Segment Open
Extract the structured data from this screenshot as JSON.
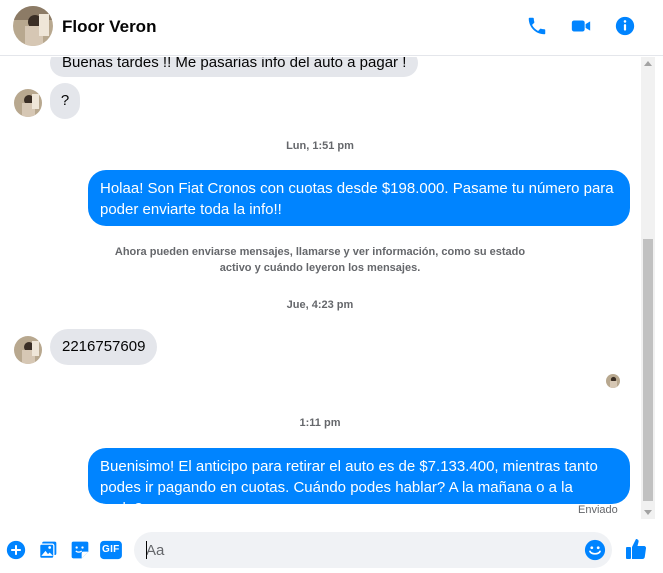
{
  "header": {
    "contact_name": "Floor Veron",
    "accent_color": "#0084ff"
  },
  "messages": [
    {
      "id": "m1",
      "direction": "in",
      "text": "Buenas tardes !! Me pasarias info del auto a pagar !"
    },
    {
      "id": "m2",
      "direction": "in",
      "text": "?"
    },
    {
      "id": "t1",
      "type": "timestamp",
      "text": "Lun, 1:51 pm"
    },
    {
      "id": "m3",
      "direction": "out",
      "text": "Holaa! Son Fiat Cronos con cuotas desde $198.000. Pasame tu número para poder enviarte toda la info!!"
    },
    {
      "id": "s1",
      "type": "system",
      "text": "Ahora pueden enviarse mensajes, llamarse y ver información, como su estado activo y cuándo leyeron los mensajes."
    },
    {
      "id": "t2",
      "type": "timestamp",
      "text": "Jue, 4:23 pm"
    },
    {
      "id": "m4",
      "direction": "in",
      "text": "2216757609"
    },
    {
      "id": "t3",
      "type": "timestamp",
      "text": "1:11 pm"
    },
    {
      "id": "m5",
      "direction": "out",
      "text": "Buenisimo! El anticipo para retirar el auto es de $7.133.400, mientras tanto podes ir pagando en cuotas. Cuándo podes hablar? A la mañana o a la tarde?"
    }
  ],
  "status": {
    "sent_label": "Enviado"
  },
  "composer": {
    "placeholder": "Aa",
    "gif_label": "GIF"
  },
  "icons": {
    "call": "phone-icon",
    "video": "video-camera-icon",
    "info": "info-icon",
    "more": "plus-circle-icon",
    "photo": "photo-icon",
    "sticker": "sticker-icon",
    "gif": "gif-icon",
    "emoji": "emoji-icon",
    "like": "thumbs-up-icon"
  }
}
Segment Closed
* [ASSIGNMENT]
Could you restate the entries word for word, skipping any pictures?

* [FINISHED TASK]
Extract the structured data from this screenshot as JSON.
{
  "header": {
    "contact_name": "Floor Veron",
    "accent_color": "#0084ff"
  },
  "messages": [
    {
      "id": "m1",
      "direction": "in",
      "text": "Buenas tardes !! Me pasarias info del auto a pagar !"
    },
    {
      "id": "m2",
      "direction": "in",
      "text": "?"
    },
    {
      "id": "t1",
      "type": "timestamp",
      "text": "Lun, 1:51 pm"
    },
    {
      "id": "m3",
      "direction": "out",
      "text": "Holaa! Son Fiat Cronos con cuotas desde $198.000. Pasame tu número para poder enviarte toda la info!!"
    },
    {
      "id": "s1",
      "type": "system",
      "text": "Ahora pueden enviarse mensajes, llamarse y ver información, como su estado activo y cuándo leyeron los mensajes."
    },
    {
      "id": "t2",
      "type": "timestamp",
      "text": "Jue, 4:23 pm"
    },
    {
      "id": "m4",
      "direction": "in",
      "text": "2216757609"
    },
    {
      "id": "t3",
      "type": "timestamp",
      "text": "1:11 pm"
    },
    {
      "id": "m5",
      "direction": "out",
      "text": "Buenisimo! El anticipo para retirar el auto es de $7.133.400, mientras tanto podes ir pagando en cuotas. Cuándo podes hablar? A la mañana o a la tarde?"
    }
  ],
  "status": {
    "sent_label": "Enviado"
  },
  "composer": {
    "placeholder": "Aa",
    "gif_label": "GIF"
  },
  "icons": {
    "call": "phone-icon",
    "video": "video-camera-icon",
    "info": "info-icon",
    "more": "plus-circle-icon",
    "photo": "photo-icon",
    "sticker": "sticker-icon",
    "gif": "gif-icon",
    "emoji": "emoji-icon",
    "like": "thumbs-up-icon"
  }
}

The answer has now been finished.